So a school in Horndean is making sure its pupils get to grips with the challenge of cash early by helping them set up their own accounts.

Pupils in Year 5 at Horndean Junior School in Five Heads Road had a talk from NatWest bank employees on how to look after their money in the future.

The bank is working in partnership with the school to set up the accounts.

The children need permission from their parents to do so but will have the account in their name. Those who do will receive a piggy bank they can put their savings into until they deposit it into their account.

Students will learn about credit ratings, savings and the different types of accounts that are available.

Mrs Jollisse-Smith, Year 5 teacher, said: ‘We want to encourage the children to be sensible with their money in the future. We want them to understand the importance of saving.

‘We’re working with their parents and NatWest to set up personal accounts.

‘The money can be deposited into them on a Thursday before school. This means it can become a regular thing.

‘We want to give the children a good grounding with their money, especially in the current economic climate.’

The children will run the bank themselves with supervision from teachers.

Finance is not part of the national curriculum but can be incorporated into tutor sessions.

Kate Utting, headteacher at Horndean Junior School, thinks it is an important factor of a child’s learning.

She said: ‘It’s a great thing to teach the children.

‘We want them to understand money management is vital and I think teaching them something at a young age will help them in the future.

‘That is what we are hoping to achieve through the programme.

‘It’s a very useful scheme and is easy to put into practise in every day school life.’

She added: ‘It’s something all schools should do especially as they children get older.

‘It would be great to see other schools taking part and seeing children benefiting from it.’

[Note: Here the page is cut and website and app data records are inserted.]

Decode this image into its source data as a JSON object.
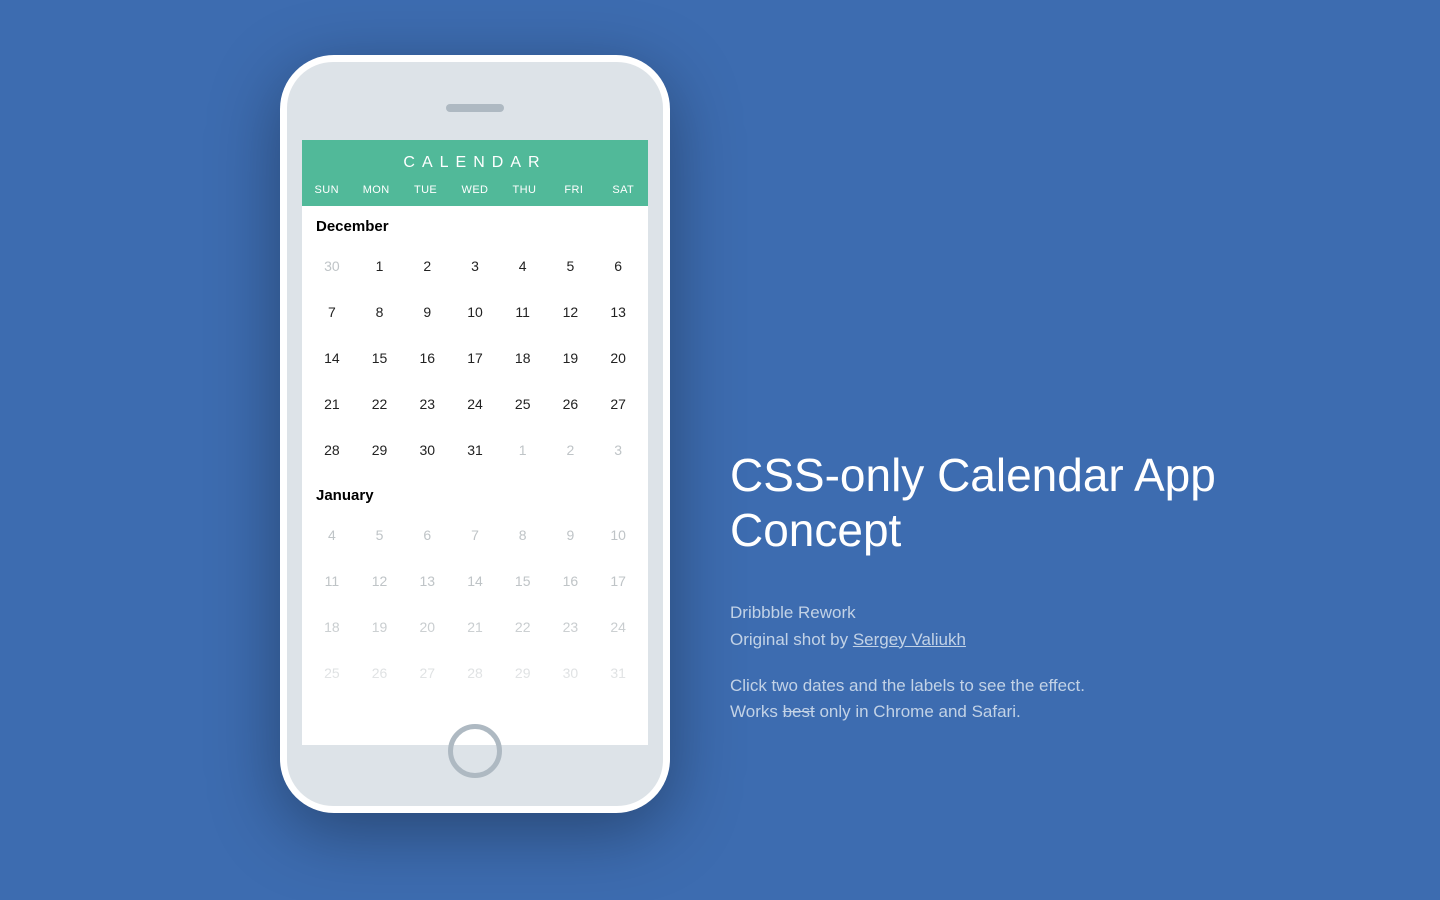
{
  "calendar": {
    "title": "CALENDAR",
    "dow": [
      "SUN",
      "MON",
      "TUE",
      "WED",
      "THU",
      "FRI",
      "SAT"
    ],
    "months": [
      {
        "name": "December",
        "cells": [
          {
            "n": "30",
            "muted": true
          },
          {
            "n": "1"
          },
          {
            "n": "2"
          },
          {
            "n": "3"
          },
          {
            "n": "4"
          },
          {
            "n": "5"
          },
          {
            "n": "6"
          },
          {
            "n": "7"
          },
          {
            "n": "8"
          },
          {
            "n": "9"
          },
          {
            "n": "10"
          },
          {
            "n": "11"
          },
          {
            "n": "12"
          },
          {
            "n": "13"
          },
          {
            "n": "14"
          },
          {
            "n": "15"
          },
          {
            "n": "16"
          },
          {
            "n": "17"
          },
          {
            "n": "18"
          },
          {
            "n": "19"
          },
          {
            "n": "20"
          },
          {
            "n": "21"
          },
          {
            "n": "22"
          },
          {
            "n": "23"
          },
          {
            "n": "24"
          },
          {
            "n": "25"
          },
          {
            "n": "26"
          },
          {
            "n": "27"
          },
          {
            "n": "28"
          },
          {
            "n": "29"
          },
          {
            "n": "30"
          },
          {
            "n": "31"
          },
          {
            "n": "1",
            "muted": true
          },
          {
            "n": "2",
            "muted": true
          },
          {
            "n": "3",
            "muted": true
          }
        ]
      },
      {
        "name": "January",
        "cells": [
          {
            "n": "4",
            "muted": true
          },
          {
            "n": "5",
            "muted": true
          },
          {
            "n": "6",
            "muted": true
          },
          {
            "n": "7",
            "muted": true
          },
          {
            "n": "8",
            "muted": true
          },
          {
            "n": "9",
            "muted": true
          },
          {
            "n": "10",
            "muted": true
          },
          {
            "n": "11",
            "muted": true
          },
          {
            "n": "12",
            "muted": true
          },
          {
            "n": "13",
            "muted": true
          },
          {
            "n": "14",
            "muted": true
          },
          {
            "n": "15",
            "muted": true
          },
          {
            "n": "16",
            "muted": true
          },
          {
            "n": "17",
            "muted": true
          },
          {
            "n": "18",
            "muted": true
          },
          {
            "n": "19",
            "muted": true
          },
          {
            "n": "20",
            "muted": true
          },
          {
            "n": "21",
            "muted": true
          },
          {
            "n": "22",
            "muted": true
          },
          {
            "n": "23",
            "muted": true
          },
          {
            "n": "24",
            "muted": true
          },
          {
            "n": "25",
            "muted": true
          },
          {
            "n": "26",
            "muted": true
          },
          {
            "n": "27",
            "muted": true
          },
          {
            "n": "28",
            "muted": true
          },
          {
            "n": "29",
            "muted": true
          },
          {
            "n": "30",
            "muted": true
          },
          {
            "n": "31",
            "muted": true
          }
        ]
      }
    ]
  },
  "info": {
    "title": "CSS-only Calendar App Concept",
    "line1a": "Dribbble Rework",
    "line1b_pre": "Original shot by ",
    "line1b_link": "Sergey Valiukh",
    "line2a": "Click two dates and the labels to see the effect.",
    "line2b_pre": "Works ",
    "line2b_strike": "best",
    "line2b_post": " only in Chrome and Safari."
  }
}
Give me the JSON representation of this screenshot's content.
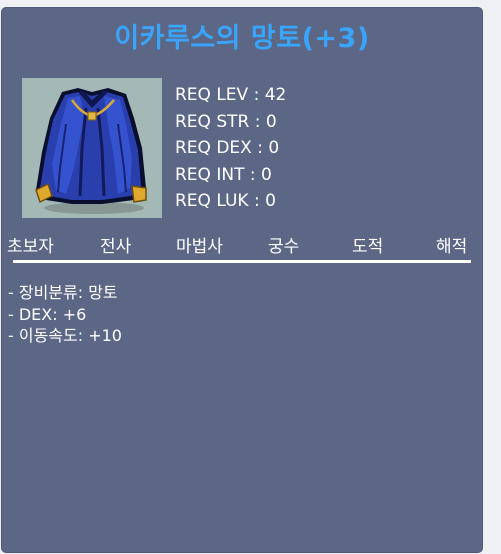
{
  "item": {
    "name": "이카루스의 망토(+3)",
    "icon": "cloak-icon"
  },
  "requirements": [
    "REQ LEV : 42",
    "REQ STR : 0",
    "REQ DEX : 0",
    "REQ INT : 0",
    "REQ LUK : 0"
  ],
  "classes": [
    "초보자",
    "전사",
    "마법사",
    "궁수",
    "도적",
    "해적"
  ],
  "stats": [
    "- 장비분류: 망토",
    "- DEX: +6",
    "- 이동속도: +10"
  ],
  "colors": {
    "card_background": "#5b6785",
    "title": "#3aa5ff",
    "text": "#ffffff",
    "icon_background": "#a4b8b6"
  }
}
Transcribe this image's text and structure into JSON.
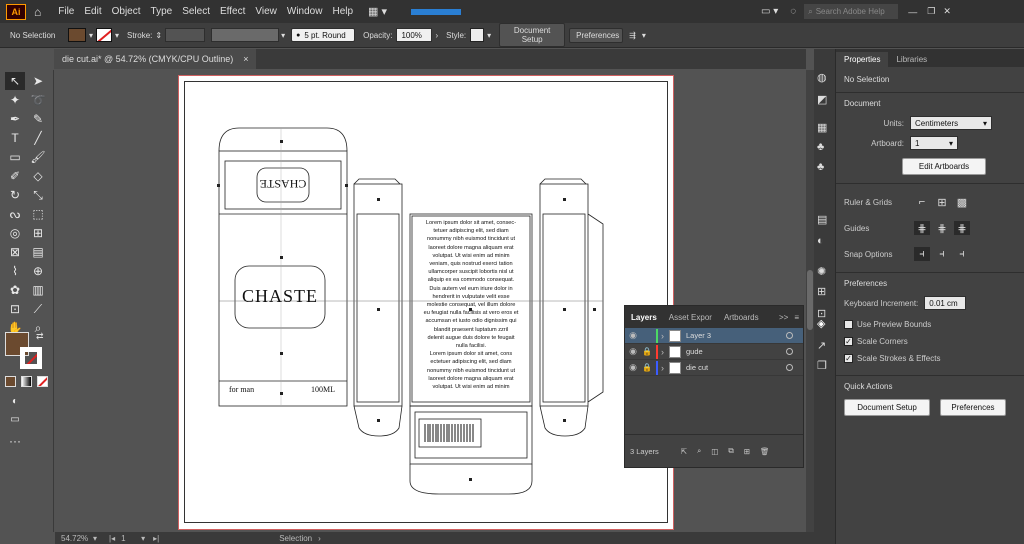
{
  "menubar": {
    "logo": "Ai",
    "items": [
      "File",
      "Edit",
      "Object",
      "Type",
      "Select",
      "Effect",
      "View",
      "Window",
      "Help"
    ],
    "search_placeholder": "Search Adobe Help"
  },
  "control_bar": {
    "selection_label": "No Selection",
    "fill_color": "#6b4a2f",
    "stroke_label": "Stroke:",
    "brush_label": "5 pt. Round",
    "opacity_label": "Opacity:",
    "opacity_value": "100%",
    "style_label": "Style:",
    "document_setup": "Document Setup",
    "preferences": "Preferences"
  },
  "document": {
    "tab_title": "die cut.ai* @ 54.72% (CMYK/CPU Outline)",
    "close": "×"
  },
  "artwork": {
    "brand_top": "CHASTE",
    "brand_main": "CHASTE",
    "bottom_left": "for man",
    "bottom_right": "100ML",
    "lorem_lines": [
      "Lorem ipsum dolor sit amet, consec-",
      "tetuer adipiscing elit, sed diam",
      "nonummy nibh euismod tincidunt ut",
      "laoreet dolore magna aliquam erat",
      "volutpat. Ut wisi enim ad minim",
      "veniam, quis nostrud exerci tation",
      "ullamcorper suscipit lobortis nisl ut",
      "aliquip ex ea commodo consequat.",
      "Duis autem vel eum iriure dolor in",
      "hendrerit in vulputate velit esse",
      "molestie consequat, vel illum dolore",
      "eu feugiat nulla facilisis at vero eros et",
      "accumsan et iusto odio dignissim qui",
      "blandit praesent luptatum zzril",
      "delenit augue duis dolore te feugait",
      "nulla facilisi.",
      "Lorem ipsum dolor sit amet, cons",
      "ectetuer adipiscing elit, sed diam",
      "nonummy nibh euismod tincidunt ut",
      "laoreet dolore magna aliquam erat",
      "volutpat. Ut wisi enim ad minim"
    ]
  },
  "status": {
    "zoom": "54.72%",
    "artboard": "1",
    "tool": "Selection"
  },
  "properties": {
    "tabs": [
      "Properties",
      "Libraries"
    ],
    "selection": "No Selection",
    "document_header": "Document",
    "units_label": "Units:",
    "units_value": "Centimeters",
    "artboard_label": "Artboard:",
    "artboard_value": "1",
    "edit_artboards": "Edit Artboards",
    "rulers_grids": "Ruler & Grids",
    "guides": "Guides",
    "snap_options": "Snap Options",
    "preferences_header": "Preferences",
    "keyboard_increment_label": "Keyboard Increment:",
    "keyboard_increment_value": "0.01 cm",
    "use_preview_bounds": "Use Preview Bounds",
    "scale_corners": "Scale Corners",
    "scale_strokes": "Scale Strokes & Effects",
    "quick_actions": "Quick Actions",
    "document_setup_btn": "Document Setup",
    "preferences_btn": "Preferences"
  },
  "layers_panel": {
    "tabs": [
      "Layers",
      "Asset Expor",
      "Artboards"
    ],
    "more": ">>",
    "layers": [
      {
        "name": "Layer 3",
        "color": "#4cd964",
        "selected": true,
        "locked": false
      },
      {
        "name": "gude",
        "color": "#ff3b30",
        "selected": false,
        "locked": true
      },
      {
        "name": "die cut",
        "color": "#3b5cff",
        "selected": false,
        "locked": true
      }
    ],
    "count": "3 Layers"
  }
}
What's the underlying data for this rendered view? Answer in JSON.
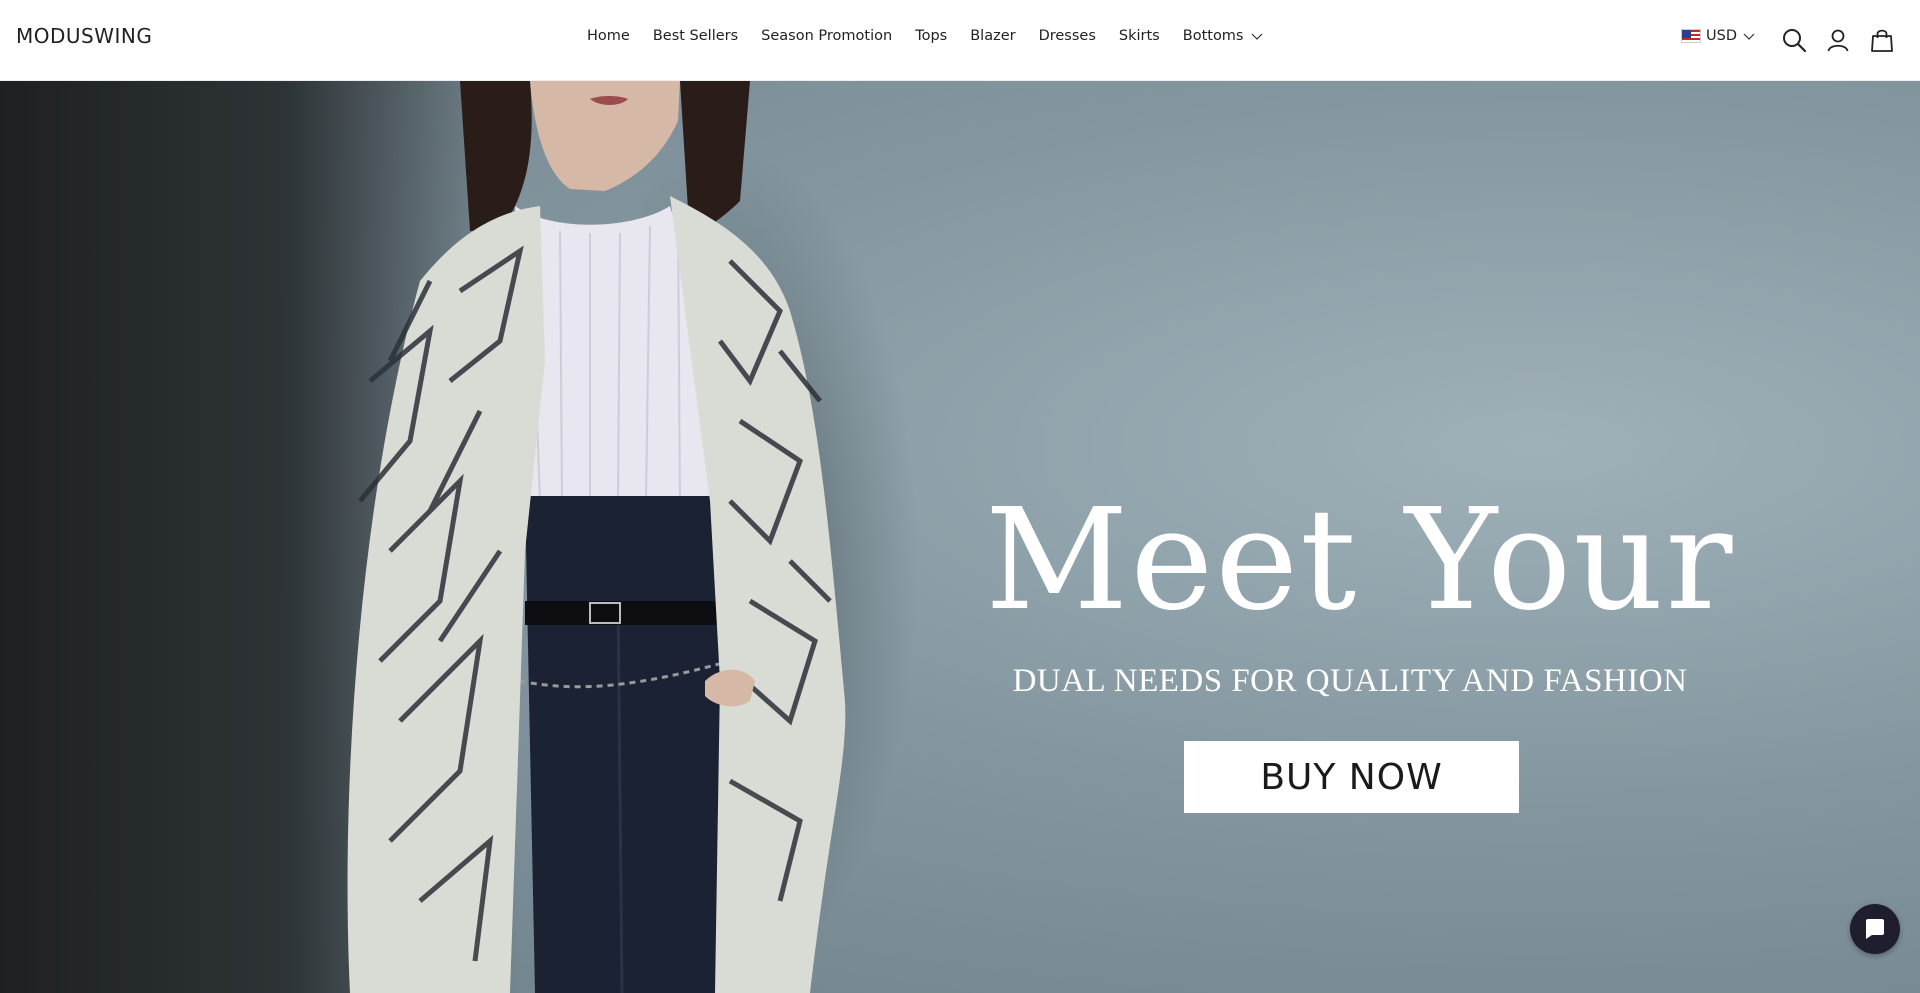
{
  "brand": {
    "logo_text": "MODUSWING"
  },
  "nav": {
    "items": [
      {
        "label": "Home"
      },
      {
        "label": "Best Sellers"
      },
      {
        "label": "Season Promotion"
      },
      {
        "label": "Tops"
      },
      {
        "label": "Blazer"
      },
      {
        "label": "Dresses"
      },
      {
        "label": "Skirts"
      },
      {
        "label": "Bottoms",
        "has_dropdown": true
      }
    ]
  },
  "header_actions": {
    "currency": "USD",
    "currency_flag": "us-flag-icon",
    "icons": [
      "search-icon",
      "account-icon",
      "cart-bag-icon"
    ]
  },
  "hero": {
    "title": "Meet Your",
    "subtitle": "DUAL NEEDS FOR QUALITY AND FASHION",
    "cta_label": "BUY NOW"
  },
  "chat": {
    "icon": "chat-icon",
    "color": "#1e1e2e"
  },
  "colors": {
    "header_bg": "#ffffff",
    "hero_bg": "#8497a0",
    "text": "#222222",
    "cta_bg": "#ffffff"
  }
}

The students who set up their own personal bank accounts at the school will have access to a website.

It will give them contact with NatWest staff who can help them with any questions.